(Beginning of Information supplied)

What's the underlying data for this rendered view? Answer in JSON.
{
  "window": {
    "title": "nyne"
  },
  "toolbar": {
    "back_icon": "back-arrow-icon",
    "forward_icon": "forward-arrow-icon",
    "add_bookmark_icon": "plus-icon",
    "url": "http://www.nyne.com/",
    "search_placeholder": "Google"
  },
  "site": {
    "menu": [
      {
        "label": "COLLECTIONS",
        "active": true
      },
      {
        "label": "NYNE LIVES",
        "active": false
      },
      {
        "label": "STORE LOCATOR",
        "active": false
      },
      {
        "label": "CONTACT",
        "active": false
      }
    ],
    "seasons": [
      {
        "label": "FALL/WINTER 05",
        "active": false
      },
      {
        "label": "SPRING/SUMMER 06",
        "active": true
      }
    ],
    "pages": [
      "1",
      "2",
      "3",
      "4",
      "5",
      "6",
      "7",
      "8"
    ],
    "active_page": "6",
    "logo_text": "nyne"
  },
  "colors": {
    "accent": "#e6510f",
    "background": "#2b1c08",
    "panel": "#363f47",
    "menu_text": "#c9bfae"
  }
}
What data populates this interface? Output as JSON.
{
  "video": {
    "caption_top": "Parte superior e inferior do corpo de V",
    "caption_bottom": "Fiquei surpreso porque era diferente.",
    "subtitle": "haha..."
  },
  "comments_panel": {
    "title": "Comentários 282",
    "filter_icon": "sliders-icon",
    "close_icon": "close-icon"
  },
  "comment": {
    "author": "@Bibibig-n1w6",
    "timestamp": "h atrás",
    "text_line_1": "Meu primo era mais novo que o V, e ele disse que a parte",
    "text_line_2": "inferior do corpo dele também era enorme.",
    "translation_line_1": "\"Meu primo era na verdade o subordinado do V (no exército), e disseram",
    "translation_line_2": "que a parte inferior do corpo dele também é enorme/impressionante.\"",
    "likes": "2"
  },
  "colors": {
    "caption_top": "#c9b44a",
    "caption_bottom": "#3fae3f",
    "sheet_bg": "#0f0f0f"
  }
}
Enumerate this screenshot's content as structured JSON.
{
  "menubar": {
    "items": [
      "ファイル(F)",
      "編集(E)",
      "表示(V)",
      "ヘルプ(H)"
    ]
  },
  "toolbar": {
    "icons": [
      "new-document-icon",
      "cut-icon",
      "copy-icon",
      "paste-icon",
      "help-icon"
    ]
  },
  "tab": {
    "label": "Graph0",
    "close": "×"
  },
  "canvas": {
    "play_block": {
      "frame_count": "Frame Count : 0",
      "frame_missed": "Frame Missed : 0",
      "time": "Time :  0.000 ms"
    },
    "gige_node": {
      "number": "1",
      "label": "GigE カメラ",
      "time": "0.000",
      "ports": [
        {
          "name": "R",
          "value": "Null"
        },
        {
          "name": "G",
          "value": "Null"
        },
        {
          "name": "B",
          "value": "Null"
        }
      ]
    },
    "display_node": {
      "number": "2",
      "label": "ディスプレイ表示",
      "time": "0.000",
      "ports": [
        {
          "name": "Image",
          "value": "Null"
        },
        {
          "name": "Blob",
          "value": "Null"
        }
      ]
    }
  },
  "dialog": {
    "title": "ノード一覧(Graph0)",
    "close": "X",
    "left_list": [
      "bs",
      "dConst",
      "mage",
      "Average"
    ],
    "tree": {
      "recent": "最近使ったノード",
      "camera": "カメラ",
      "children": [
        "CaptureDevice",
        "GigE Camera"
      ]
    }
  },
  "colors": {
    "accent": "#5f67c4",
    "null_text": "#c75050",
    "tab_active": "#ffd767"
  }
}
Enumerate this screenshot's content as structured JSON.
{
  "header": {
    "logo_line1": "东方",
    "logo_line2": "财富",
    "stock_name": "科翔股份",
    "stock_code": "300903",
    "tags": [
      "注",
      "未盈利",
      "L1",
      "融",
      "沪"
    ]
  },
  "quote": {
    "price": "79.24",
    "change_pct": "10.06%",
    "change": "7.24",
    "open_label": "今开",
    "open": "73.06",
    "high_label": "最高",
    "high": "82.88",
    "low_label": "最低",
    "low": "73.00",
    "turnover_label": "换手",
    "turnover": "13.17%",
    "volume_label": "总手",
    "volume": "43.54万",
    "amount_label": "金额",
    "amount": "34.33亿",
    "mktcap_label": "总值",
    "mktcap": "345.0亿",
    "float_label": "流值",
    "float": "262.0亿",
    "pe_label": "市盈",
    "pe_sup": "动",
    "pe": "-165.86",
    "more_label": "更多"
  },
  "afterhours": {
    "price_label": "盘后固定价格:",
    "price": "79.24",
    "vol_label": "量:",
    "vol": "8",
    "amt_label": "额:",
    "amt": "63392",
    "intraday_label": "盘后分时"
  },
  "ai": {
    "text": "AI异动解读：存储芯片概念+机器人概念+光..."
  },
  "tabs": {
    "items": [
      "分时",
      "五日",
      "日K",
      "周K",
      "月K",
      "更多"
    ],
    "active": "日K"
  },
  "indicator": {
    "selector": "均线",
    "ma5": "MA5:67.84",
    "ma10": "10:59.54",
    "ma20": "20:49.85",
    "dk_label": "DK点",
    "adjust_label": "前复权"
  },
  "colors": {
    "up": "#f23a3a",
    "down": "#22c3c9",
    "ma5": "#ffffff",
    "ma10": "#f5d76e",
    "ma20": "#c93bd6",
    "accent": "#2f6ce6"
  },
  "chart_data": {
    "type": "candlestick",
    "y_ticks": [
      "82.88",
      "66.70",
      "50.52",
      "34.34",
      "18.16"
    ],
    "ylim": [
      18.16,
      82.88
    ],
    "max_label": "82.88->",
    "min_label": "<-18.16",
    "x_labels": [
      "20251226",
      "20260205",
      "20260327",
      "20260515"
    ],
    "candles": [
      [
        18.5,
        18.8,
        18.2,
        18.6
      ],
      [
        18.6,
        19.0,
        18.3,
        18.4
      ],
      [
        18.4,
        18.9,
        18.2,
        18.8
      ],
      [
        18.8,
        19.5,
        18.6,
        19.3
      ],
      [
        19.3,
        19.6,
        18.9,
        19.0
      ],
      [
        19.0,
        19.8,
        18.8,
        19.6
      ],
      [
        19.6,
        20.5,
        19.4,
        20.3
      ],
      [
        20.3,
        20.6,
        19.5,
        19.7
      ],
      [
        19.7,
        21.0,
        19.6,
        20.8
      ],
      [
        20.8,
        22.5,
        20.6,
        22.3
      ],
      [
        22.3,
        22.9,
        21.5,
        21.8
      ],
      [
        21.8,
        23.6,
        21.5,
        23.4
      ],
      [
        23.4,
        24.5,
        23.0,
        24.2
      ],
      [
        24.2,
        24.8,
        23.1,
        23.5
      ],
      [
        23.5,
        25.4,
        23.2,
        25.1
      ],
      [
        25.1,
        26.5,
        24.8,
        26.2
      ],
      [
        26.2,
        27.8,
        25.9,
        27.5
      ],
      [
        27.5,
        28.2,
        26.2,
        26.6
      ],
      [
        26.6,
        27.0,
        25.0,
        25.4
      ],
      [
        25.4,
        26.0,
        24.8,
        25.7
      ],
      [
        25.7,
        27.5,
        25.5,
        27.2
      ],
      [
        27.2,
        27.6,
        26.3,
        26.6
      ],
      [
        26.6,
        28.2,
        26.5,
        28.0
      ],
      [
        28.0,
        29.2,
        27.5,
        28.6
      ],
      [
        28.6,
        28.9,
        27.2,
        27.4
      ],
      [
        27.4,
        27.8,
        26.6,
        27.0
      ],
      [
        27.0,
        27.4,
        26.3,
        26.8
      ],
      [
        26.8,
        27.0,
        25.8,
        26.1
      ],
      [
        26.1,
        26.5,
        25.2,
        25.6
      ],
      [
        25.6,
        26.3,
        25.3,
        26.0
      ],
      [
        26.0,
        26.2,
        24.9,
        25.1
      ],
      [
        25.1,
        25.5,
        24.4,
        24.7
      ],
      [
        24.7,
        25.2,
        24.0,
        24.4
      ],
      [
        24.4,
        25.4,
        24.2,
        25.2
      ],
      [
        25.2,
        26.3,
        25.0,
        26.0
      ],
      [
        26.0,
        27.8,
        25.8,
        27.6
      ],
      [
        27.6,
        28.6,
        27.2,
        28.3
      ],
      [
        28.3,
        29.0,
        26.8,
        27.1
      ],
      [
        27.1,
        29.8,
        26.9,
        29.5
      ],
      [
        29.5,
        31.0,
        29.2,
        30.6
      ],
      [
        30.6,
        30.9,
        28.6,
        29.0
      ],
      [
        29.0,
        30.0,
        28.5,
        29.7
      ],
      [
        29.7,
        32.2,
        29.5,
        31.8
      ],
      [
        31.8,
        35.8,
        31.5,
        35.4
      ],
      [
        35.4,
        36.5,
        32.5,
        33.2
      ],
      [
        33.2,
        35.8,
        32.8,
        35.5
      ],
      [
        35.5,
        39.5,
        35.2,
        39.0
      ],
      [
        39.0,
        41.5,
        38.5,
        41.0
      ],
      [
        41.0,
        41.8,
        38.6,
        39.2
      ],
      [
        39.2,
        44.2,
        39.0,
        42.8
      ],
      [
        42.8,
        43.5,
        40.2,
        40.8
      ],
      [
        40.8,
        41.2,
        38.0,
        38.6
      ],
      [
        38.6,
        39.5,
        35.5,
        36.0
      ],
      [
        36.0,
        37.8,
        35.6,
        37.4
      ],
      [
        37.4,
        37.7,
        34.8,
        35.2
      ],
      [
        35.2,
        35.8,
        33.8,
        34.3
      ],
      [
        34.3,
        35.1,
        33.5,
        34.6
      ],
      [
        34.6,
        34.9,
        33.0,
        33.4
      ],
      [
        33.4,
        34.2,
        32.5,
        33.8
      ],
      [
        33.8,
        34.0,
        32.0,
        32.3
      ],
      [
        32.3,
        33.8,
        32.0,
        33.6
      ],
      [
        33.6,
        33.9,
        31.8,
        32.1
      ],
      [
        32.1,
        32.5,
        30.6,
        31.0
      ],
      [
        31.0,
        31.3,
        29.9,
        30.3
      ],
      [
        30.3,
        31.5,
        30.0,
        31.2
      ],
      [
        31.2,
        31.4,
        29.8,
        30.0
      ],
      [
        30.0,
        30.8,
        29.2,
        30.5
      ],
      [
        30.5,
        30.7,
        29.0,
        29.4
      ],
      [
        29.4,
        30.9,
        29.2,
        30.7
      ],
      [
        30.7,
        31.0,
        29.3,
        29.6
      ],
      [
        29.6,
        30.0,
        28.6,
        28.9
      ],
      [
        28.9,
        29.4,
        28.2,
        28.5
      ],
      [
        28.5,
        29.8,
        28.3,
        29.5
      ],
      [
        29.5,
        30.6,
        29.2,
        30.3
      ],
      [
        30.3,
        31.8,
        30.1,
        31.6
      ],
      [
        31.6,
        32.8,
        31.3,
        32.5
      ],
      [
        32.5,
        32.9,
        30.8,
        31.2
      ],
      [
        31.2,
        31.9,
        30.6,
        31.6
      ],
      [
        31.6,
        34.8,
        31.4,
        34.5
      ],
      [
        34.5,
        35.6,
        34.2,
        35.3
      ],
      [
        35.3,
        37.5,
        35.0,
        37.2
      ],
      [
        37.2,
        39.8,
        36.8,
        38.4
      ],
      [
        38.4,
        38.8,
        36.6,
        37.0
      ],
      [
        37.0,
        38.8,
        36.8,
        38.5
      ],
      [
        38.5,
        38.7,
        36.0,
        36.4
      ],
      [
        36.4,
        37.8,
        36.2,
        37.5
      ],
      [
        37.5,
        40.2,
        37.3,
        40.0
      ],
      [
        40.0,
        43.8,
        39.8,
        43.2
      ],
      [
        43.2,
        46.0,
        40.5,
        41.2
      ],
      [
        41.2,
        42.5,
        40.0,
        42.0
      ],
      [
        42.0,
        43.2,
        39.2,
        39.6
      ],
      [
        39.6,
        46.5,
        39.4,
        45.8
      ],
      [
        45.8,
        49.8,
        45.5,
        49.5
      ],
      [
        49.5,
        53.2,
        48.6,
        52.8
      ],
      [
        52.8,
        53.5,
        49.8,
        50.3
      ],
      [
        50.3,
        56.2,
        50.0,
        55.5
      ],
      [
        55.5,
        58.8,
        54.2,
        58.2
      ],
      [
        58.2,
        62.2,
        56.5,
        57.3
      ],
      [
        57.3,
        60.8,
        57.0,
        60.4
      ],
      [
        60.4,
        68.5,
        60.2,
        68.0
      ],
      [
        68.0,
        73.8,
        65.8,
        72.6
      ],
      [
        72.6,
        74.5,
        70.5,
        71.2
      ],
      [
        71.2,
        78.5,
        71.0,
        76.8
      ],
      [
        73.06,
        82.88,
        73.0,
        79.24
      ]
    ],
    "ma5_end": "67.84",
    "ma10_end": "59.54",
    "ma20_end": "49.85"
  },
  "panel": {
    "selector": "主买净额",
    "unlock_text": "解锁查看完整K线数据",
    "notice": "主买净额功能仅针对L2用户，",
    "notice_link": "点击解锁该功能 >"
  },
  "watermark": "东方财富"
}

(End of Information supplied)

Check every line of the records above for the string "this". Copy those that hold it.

What's the underlying data for this rendered view? Answer in JSON.
What data populates this interface? Output as JSON.
Enumerate this screenshot's content as structured JSON.
Enumerate this screenshot's content as structured JSON.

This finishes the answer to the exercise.